Prepare the Log Siding: Use a TSP wash (Tri Sodium Phosphate) to open up the cellular structure of the wood so the stain will penetrate further into the grain.
Stain Quality: It’s always best to research the different stain qualities available at your local stain store. Check online to make sure you are getting the quality you want for the money you want to spend. There are a wide range of products, and of course, the best products are the most expensive. Even a quality stain will not wear well if preparation is inadequate or sun exposure is excessive. Look for guarantees and for stain life expectancies as published by the manufacturer. Follow all manufacturers’ recommendations for product preparation and stain application.
Stain Application: Stain doesn’t go on like a coating of paint and doesn’t function like paint in the protection of your log siding product. Unlike paint, stain is designed to soak into the wood. Two healthy coats of stain back-brushed into the wood itself are much better than one heavy coat of stain, which sits on the surface. If you apply your stain like a thick coat of paint, the stain will ultimately chip, crack and peal.
Color Choice: The predominant enemy of stain is the UV rays of the sun. Lighter stain colors will fail faster than darker stain colors because UV rays penetrate further into the lighter colored product.
Limit Sun Exposure: If you are still designing your home, you might want to position your home in relation to the sun in order to minimize sun exposure.

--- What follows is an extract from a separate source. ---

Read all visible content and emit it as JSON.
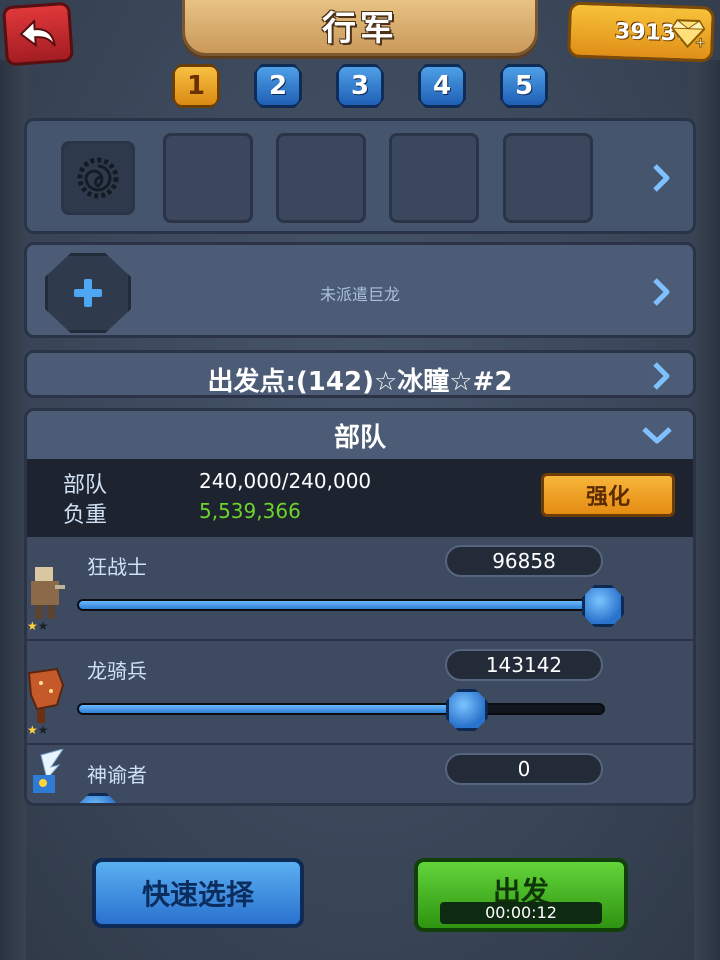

It's always good to have an 18 – 24 inch overhanging soffit on your roof to keep your log siding out of the sun as much as possible.